Required work:
Make an exact copy of the entries, taking out every picture.

Data extract:
※

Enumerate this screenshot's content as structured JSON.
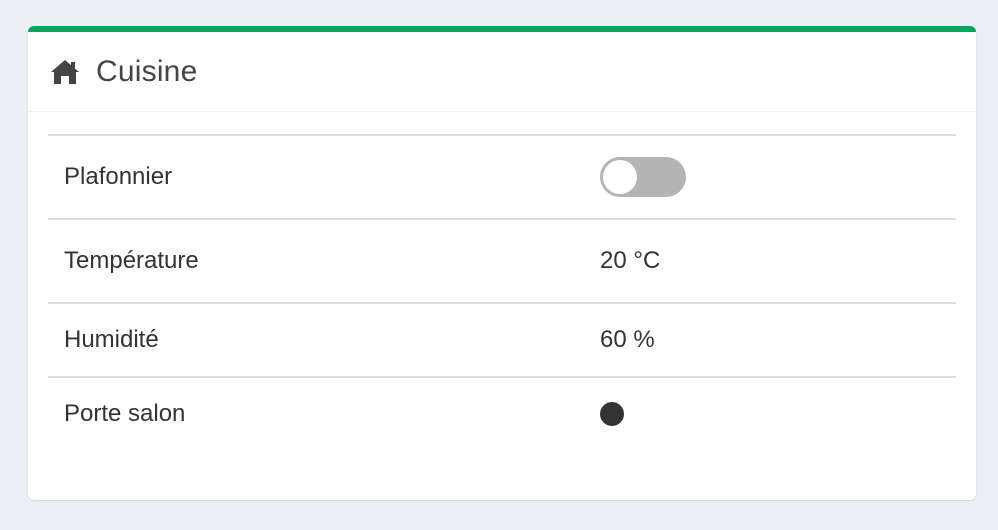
{
  "panel": {
    "title": "Cuisine",
    "title_icon": "home-icon",
    "accent_color": "#00a65a"
  },
  "rows": [
    {
      "label": "Plafonnier",
      "control": "toggle",
      "state": "off"
    },
    {
      "label": "Température",
      "value": "20 °C"
    },
    {
      "label": "Humidité",
      "value": "60 %"
    },
    {
      "label": "Porte salon",
      "indicator": "status-dot",
      "indicator_color": "#333333"
    }
  ]
}
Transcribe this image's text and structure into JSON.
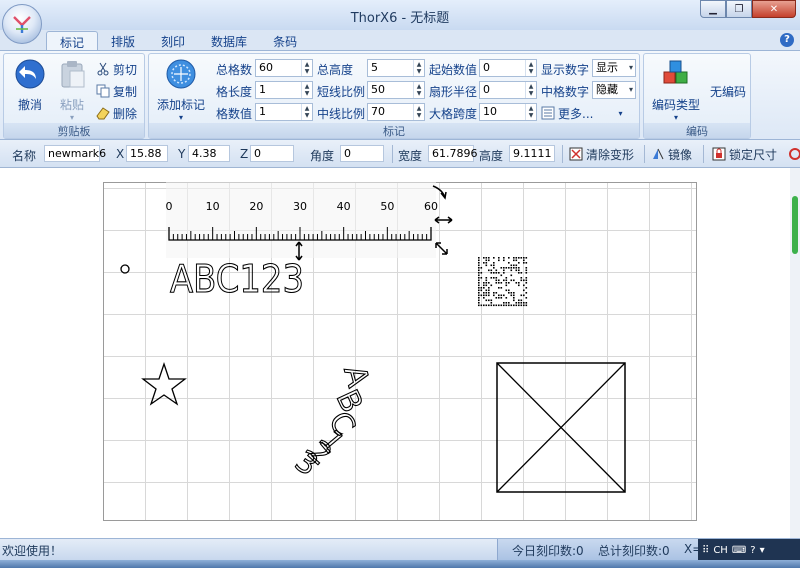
{
  "window": {
    "title": "ThorX6 - 无标题"
  },
  "tabs": [
    "标记",
    "排版",
    "刻印",
    "数据库",
    "条码"
  ],
  "ribbon": {
    "clipboard": {
      "label": "剪贴板",
      "undo": "撤消",
      "paste": "粘贴",
      "cut": "剪切",
      "copy": "复制",
      "delete": "删除"
    },
    "mark": {
      "label": "标记",
      "add_mark": "添加标记",
      "fields": {
        "total_cells": {
          "label": "总格数",
          "value": "60"
        },
        "cell_length": {
          "label": "格长度",
          "value": "1"
        },
        "cell_value": {
          "label": "格数值",
          "value": "1"
        },
        "total_height": {
          "label": "总高度",
          "value": "5"
        },
        "short_ratio": {
          "label": "短线比例",
          "value": "50"
        },
        "mid_ratio": {
          "label": "中线比例",
          "value": "70"
        },
        "start_value": {
          "label": "起始数值",
          "value": "0"
        },
        "sector_radius": {
          "label": "扇形半径",
          "value": "0"
        },
        "big_span": {
          "label": "大格跨度",
          "value": "10"
        },
        "show_number": {
          "label": "显示数字",
          "value": "显示"
        },
        "mid_number": {
          "label": "中格数字",
          "value": "隐藏"
        },
        "more": "更多..."
      }
    },
    "encode": {
      "label": "编码",
      "encode_type": "编码类型",
      "no_encode": "无编码"
    }
  },
  "props": {
    "name_label": "名称",
    "name_value": "newmark6",
    "x_label": "X",
    "x_value": "15.88",
    "y_label": "Y",
    "y_value": "4.38",
    "z_label": "Z",
    "z_value": "0",
    "angle_label": "角度",
    "angle_value": "0",
    "width_label": "宽度",
    "width_value": "61.7896",
    "height_label": "高度",
    "height_value": "9.1111",
    "clear_transform": "清除变形",
    "mirror": "镜像",
    "lock_size": "锁定尺寸"
  },
  "canvas": {
    "ruler_labels": [
      "0",
      "10",
      "20",
      "30",
      "40",
      "50",
      "60"
    ],
    "text1": "ABC123",
    "text2_chars": [
      "A",
      "B",
      "C",
      "1",
      "2",
      "3"
    ]
  },
  "status": {
    "welcome": "欢迎使用！",
    "today_count": "今日刻印数:0",
    "total_count": "总计刻印数:0",
    "x_readout": "X=",
    "ime": "CH"
  },
  "colors": {
    "accent": "#15428b",
    "grid": "#d8d8d8",
    "scroll_thumb": "#3cb14b"
  }
}
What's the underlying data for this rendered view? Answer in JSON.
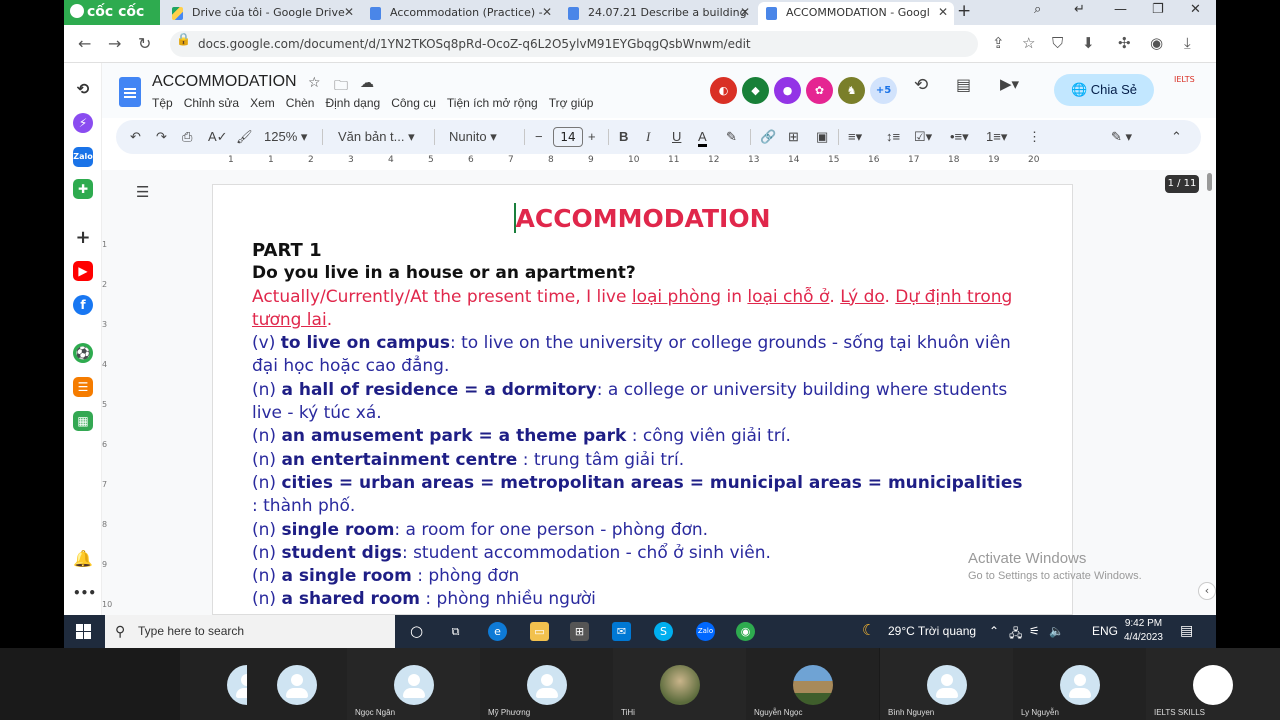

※

Solution to the exercise:
Enumerate this screenshot's content as structured JSON.
{
  "panel": {
    "title": "Cuisine",
    "title_icon": "home-icon",
    "accent_color": "#00a65a"
  },
  "rows": [
    {
      "label": "Plafonnier",
      "control": "toggle",
      "state": "off"
    },
    {
      "label": "Température",
      "value": "20 °C"
    },
    {
      "label": "Humidité",
      "value": "60 %"
    },
    {
      "label": "Porte salon",
      "indicator": "status-dot",
      "indicator_color": "#333333"
    }
  ]
}
Transcribe this image's text and structure into JSON.
{
  "window": {
    "title": "ThorX6 - 无标题"
  },
  "tabs": [
    "标记",
    "排版",
    "刻印",
    "数据库",
    "条码"
  ],
  "ribbon": {
    "clipboard": {
      "label": "剪贴板",
      "undo": "撤消",
      "paste": "粘贴",
      "cut": "剪切",
      "copy": "复制",
      "delete": "删除"
    },
    "mark": {
      "label": "标记",
      "add_mark": "添加标记",
      "fields": {
        "total_cells": {
          "label": "总格数",
          "value": "60"
        },
        "cell_length": {
          "label": "格长度",
          "value": "1"
        },
        "cell_value": {
          "label": "格数值",
          "value": "1"
        },
        "total_height": {
          "label": "总高度",
          "value": "5"
        },
        "short_ratio": {
          "label": "短线比例",
          "value": "50"
        },
        "mid_ratio": {
          "label": "中线比例",
          "value": "70"
        },
        "start_value": {
          "label": "起始数值",
          "value": "0"
        },
        "sector_radius": {
          "label": "扇形半径",
          "value": "0"
        },
        "big_span": {
          "label": "大格跨度",
          "value": "10"
        },
        "show_number": {
          "label": "显示数字",
          "value": "显示"
        },
        "mid_number": {
          "label": "中格数字",
          "value": "隐藏"
        },
        "more": "更多..."
      }
    },
    "encode": {
      "label": "编码",
      "encode_type": "编码类型",
      "no_encode": "无编码"
    }
  },
  "props": {
    "name_label": "名称",
    "name_value": "newmark6",
    "x_label": "X",
    "x_value": "15.88",
    "y_label": "Y",
    "y_value": "4.38",
    "z_label": "Z",
    "z_value": "0",
    "angle_label": "角度",
    "angle_value": "0",
    "width_label": "宽度",
    "width_value": "61.7896",
    "height_label": "高度",
    "height_value": "9.1111",
    "clear_transform": "清除变形",
    "mirror": "镜像",
    "lock_size": "锁定尺寸"
  },
  "canvas": {
    "ruler_labels": [
      "0",
      "10",
      "20",
      "30",
      "40",
      "50",
      "60"
    ],
    "text1": "ABC123",
    "text2_chars": [
      "A",
      "B",
      "C",
      "1",
      "2",
      "3"
    ]
  },
  "status": {
    "welcome": "欢迎使用！",
    "today_count": "今日刻印数:0",
    "total_count": "总计刻印数:0",
    "x_readout": "X=",
    "ime": "CH"
  },
  "colors": {
    "accent": "#15428b",
    "grid": "#d8d8d8",
    "scroll_thumb": "#3cb14b"
  }
}
What's the underlying data for this rendered view? Answer in JSON.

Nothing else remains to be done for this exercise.